[[ PROVIDED ENTRIES open ]]
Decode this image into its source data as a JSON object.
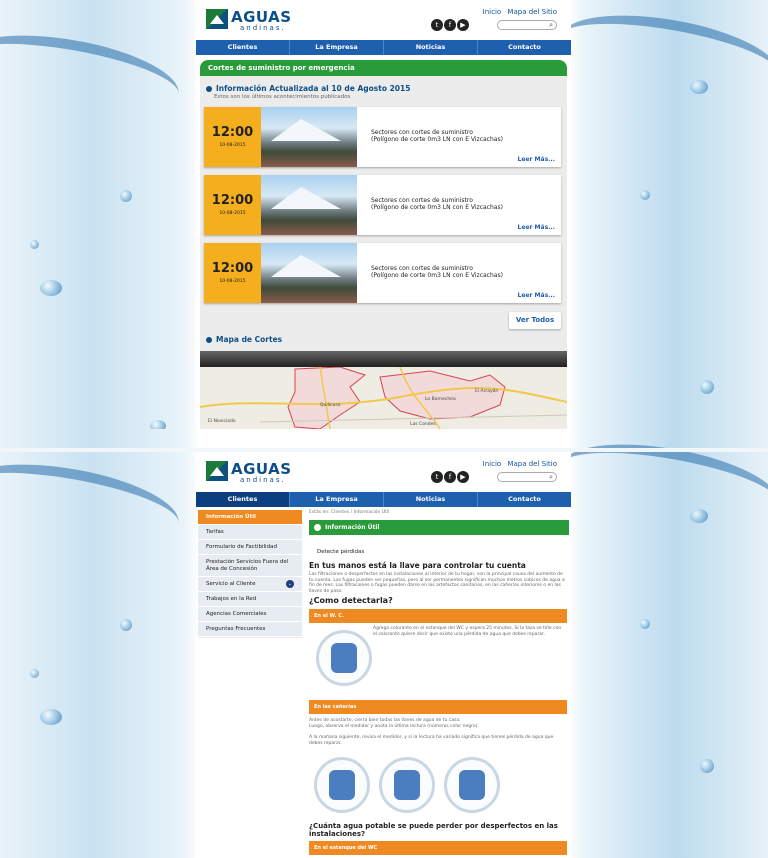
{
  "logo": {
    "name": "AGUAS",
    "tagline": "andinas."
  },
  "toplinks": {
    "home": "Inicio",
    "sitemap": "Mapa del Sitio"
  },
  "search": {
    "placeholder": ""
  },
  "nav": [
    "Clientes",
    "La Empresa",
    "Noticias",
    "Contacto"
  ],
  "emergency": {
    "title": "Cortes de suministro por emergencia",
    "updated": "Información Actualizada al 10 de Agosto 2015",
    "subtitle": "Estos son los últimos acontecimientos publicados",
    "cards": [
      {
        "time": "12:00",
        "date": "10-08-2015",
        "line1": "Sectores con cortes de suministro",
        "line2": "(Polígono de corte  0m3 LN con E Vizcachas)",
        "more": "Leer Más..."
      },
      {
        "time": "12:00",
        "date": "10-08-2015",
        "line1": "Sectores con cortes de suministro",
        "line2": "(Polígono de corte  0m3 LN con E Vizcachas)",
        "more": "Leer Más..."
      },
      {
        "time": "12:00",
        "date": "10-08-2015",
        "line1": "Sectores con cortes de suministro",
        "line2": "(Polígono de corte  0m3 LN con E Vizcachas)",
        "more": "Leer Más..."
      }
    ],
    "view_all": "Ver Todos",
    "map_title": "Mapa de Cortes",
    "map_labels": {
      "a": "Quilicura",
      "b": "El Arrayán",
      "c": "Lo Barnechea",
      "d": "Las Condes",
      "e": "El Noviciado"
    }
  },
  "page2": {
    "sidebar": [
      "Información Útil",
      "Tarifas",
      "Formulario de Factibilidad",
      "Prestación Servicios Fuera del Área de Concesión",
      "Servicio al Cliente",
      "Trabajos en la Red",
      "Agencias Comerciales",
      "Preguntas Frecuentes"
    ],
    "breadcrumb": "Estás en: Clientes / Información Útil",
    "section_title": "Información Útil",
    "detect": "Detecte pérdidas",
    "headline": "En tus manos está la llave para controlar tu cuenta",
    "intro": "Las filtraciones o desperfectos en las instalaciones al interior de tu hogar, son la principal causa del aumento de tu cuenta. Las fugas pueden ser pequeñas, pero al ser permanentes significan muchos metros cúbicos de agua a fin de mes. Las filtraciones o fugas pueden darse en los artefactos sanitarios, en las cañerías interiores o en las llaves de paso.",
    "how_title": "¿Como detectarla?",
    "wc_bar": "En el W. C.",
    "wc_text": "Agrega colorante en el estanque del WC y espera 25 minutos. Si la taza se tiñe con el colorante quiere decir que existe una pérdida de agua que debes reparar.",
    "pipes_bar": "En las cañerías",
    "pipes_text1": "Antes de acostarte, cierra bien todas las llaves de agua de tu casa.",
    "pipes_text2": "Luego, observa el medidor y anota la última lectura (números color negro).",
    "pipes_text3": "A la mañana siguiente, revisa el medidor, y si la lectura ha variado significa que tienes pérdida de agua que debes reparar.",
    "question": "¿Cuánta agua potable se puede perder por desperfectos en las instalaciones?",
    "tank_bar": "En el estanque del WC"
  }
}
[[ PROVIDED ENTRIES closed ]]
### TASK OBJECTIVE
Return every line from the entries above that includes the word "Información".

### ANSWER TO THE PROBLEM
    "updated": "Información Actualizada al 10 de Agosto 2015",
      "Información Útil",
    "breadcrumb": "Estás en: Clientes / Información Útil",
    "section_title": "Información Útil",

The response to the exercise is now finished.